■ ABOUT THIS TASK
Among the entries below, tally each line containing "payout"; respond with the total only.

Recorded data:
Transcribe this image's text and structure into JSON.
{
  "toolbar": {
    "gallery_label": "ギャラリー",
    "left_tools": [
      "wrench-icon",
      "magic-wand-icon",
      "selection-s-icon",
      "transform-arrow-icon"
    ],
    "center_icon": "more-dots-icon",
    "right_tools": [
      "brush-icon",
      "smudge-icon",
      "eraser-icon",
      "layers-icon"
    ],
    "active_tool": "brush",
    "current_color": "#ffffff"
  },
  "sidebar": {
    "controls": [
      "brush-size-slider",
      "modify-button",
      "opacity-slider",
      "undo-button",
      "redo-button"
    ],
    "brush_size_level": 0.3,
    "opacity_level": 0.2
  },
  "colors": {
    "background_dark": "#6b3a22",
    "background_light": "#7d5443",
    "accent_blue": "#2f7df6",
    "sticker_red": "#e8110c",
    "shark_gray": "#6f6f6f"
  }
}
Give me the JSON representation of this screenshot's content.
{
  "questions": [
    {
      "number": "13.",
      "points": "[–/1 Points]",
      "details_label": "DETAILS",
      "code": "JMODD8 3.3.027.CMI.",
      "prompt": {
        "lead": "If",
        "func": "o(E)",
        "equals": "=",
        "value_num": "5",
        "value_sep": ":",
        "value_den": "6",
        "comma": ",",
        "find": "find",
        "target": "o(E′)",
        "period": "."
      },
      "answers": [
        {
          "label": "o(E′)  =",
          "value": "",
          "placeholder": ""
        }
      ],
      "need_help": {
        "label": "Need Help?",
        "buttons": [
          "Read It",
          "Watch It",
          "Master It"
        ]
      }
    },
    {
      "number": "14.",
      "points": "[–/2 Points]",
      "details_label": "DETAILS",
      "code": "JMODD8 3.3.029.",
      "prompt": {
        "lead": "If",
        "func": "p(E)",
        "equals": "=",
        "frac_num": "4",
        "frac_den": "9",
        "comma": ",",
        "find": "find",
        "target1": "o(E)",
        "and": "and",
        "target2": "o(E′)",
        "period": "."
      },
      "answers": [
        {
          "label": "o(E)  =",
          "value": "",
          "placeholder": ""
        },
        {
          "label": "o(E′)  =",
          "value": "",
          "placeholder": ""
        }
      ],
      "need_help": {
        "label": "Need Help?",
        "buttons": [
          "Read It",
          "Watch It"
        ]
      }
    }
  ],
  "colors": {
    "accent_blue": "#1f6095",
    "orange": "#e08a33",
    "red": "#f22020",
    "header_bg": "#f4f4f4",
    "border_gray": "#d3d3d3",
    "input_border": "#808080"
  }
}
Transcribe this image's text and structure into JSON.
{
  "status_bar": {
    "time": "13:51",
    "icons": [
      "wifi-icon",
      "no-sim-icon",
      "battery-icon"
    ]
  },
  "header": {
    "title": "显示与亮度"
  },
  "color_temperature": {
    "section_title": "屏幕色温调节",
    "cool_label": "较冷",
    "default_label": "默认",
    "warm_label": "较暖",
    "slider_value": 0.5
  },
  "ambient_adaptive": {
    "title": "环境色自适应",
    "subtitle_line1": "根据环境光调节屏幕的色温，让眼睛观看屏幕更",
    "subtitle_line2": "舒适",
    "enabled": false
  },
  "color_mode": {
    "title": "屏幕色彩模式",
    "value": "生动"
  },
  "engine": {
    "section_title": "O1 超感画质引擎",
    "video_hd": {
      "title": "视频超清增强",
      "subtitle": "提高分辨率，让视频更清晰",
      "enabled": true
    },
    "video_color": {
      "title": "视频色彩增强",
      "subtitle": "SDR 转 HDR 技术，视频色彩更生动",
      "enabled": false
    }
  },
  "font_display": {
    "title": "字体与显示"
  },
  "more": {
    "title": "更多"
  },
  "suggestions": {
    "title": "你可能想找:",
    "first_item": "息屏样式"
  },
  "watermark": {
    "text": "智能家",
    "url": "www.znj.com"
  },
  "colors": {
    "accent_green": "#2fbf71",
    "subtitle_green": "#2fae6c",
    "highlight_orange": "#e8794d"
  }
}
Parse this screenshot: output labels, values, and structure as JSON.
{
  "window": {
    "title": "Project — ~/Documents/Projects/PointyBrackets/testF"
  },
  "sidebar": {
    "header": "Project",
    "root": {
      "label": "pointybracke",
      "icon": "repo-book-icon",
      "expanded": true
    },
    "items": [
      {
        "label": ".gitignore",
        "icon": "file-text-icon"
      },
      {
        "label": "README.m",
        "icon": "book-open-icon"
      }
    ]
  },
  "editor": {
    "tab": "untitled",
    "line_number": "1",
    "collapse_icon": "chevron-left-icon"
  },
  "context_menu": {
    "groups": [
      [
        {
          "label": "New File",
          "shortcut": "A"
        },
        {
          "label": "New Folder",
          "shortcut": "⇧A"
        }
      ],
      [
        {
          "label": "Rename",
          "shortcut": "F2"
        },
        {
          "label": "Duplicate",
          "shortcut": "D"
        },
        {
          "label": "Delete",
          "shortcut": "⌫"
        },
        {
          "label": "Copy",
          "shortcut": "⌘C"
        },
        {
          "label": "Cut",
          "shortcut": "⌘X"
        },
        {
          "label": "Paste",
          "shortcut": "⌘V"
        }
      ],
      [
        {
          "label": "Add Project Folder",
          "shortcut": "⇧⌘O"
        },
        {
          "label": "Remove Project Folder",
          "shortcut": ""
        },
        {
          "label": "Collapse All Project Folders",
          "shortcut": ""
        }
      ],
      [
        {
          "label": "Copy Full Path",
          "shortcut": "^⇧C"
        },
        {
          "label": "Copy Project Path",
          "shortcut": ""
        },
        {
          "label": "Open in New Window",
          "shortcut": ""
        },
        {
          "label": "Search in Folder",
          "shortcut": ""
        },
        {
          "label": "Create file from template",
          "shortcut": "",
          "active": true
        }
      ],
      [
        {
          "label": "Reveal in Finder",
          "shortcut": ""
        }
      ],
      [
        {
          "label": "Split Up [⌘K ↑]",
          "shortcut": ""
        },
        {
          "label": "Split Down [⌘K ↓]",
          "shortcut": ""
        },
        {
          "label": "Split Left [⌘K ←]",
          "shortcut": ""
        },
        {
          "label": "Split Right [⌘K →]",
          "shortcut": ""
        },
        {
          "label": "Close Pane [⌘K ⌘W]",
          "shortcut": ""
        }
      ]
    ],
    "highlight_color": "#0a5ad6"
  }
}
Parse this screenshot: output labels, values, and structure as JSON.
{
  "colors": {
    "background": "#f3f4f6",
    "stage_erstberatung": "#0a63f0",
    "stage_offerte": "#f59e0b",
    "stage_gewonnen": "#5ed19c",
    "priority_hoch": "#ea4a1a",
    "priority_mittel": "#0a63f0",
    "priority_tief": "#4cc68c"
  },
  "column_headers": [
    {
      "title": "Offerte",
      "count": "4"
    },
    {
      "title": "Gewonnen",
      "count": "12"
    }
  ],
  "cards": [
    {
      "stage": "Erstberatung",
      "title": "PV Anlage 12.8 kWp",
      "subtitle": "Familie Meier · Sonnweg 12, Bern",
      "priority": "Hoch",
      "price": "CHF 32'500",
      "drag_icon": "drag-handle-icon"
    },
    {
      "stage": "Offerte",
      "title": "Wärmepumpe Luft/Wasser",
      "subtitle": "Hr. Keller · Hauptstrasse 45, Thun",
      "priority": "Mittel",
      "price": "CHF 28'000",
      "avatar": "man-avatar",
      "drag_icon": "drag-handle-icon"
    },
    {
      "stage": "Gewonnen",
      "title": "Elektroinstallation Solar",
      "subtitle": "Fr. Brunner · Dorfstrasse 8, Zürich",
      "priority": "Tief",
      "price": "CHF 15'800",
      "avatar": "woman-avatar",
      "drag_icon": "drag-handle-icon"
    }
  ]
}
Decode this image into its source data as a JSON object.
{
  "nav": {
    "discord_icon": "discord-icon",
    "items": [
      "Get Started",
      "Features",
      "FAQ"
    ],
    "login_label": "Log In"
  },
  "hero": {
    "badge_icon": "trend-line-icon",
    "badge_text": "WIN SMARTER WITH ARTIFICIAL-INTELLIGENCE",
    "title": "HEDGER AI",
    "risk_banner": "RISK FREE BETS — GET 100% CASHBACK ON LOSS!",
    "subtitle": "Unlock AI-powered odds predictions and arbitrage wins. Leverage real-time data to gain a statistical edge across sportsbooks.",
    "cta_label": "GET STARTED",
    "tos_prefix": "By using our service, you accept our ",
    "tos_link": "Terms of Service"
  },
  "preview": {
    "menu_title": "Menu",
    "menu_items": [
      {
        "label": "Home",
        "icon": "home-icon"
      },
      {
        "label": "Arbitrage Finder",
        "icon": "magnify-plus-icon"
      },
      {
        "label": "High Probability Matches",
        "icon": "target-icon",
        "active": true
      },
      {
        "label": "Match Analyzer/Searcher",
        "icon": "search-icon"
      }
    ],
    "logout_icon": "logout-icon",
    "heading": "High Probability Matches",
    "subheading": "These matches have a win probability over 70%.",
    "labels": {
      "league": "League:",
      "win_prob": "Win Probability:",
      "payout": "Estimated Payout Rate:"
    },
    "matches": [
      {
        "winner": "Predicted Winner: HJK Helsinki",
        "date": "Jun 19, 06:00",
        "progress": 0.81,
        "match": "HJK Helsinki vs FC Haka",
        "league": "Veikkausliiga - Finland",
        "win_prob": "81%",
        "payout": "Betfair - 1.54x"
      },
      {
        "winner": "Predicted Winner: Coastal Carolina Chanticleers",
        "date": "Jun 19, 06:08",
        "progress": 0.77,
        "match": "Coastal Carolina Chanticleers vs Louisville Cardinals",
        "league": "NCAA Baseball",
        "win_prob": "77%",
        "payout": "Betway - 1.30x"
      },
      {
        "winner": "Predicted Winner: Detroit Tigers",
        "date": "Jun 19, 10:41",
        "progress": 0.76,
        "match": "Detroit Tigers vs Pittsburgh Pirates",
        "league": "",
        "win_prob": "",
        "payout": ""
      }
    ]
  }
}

■ SOLUTION TO THE EXERCISE
4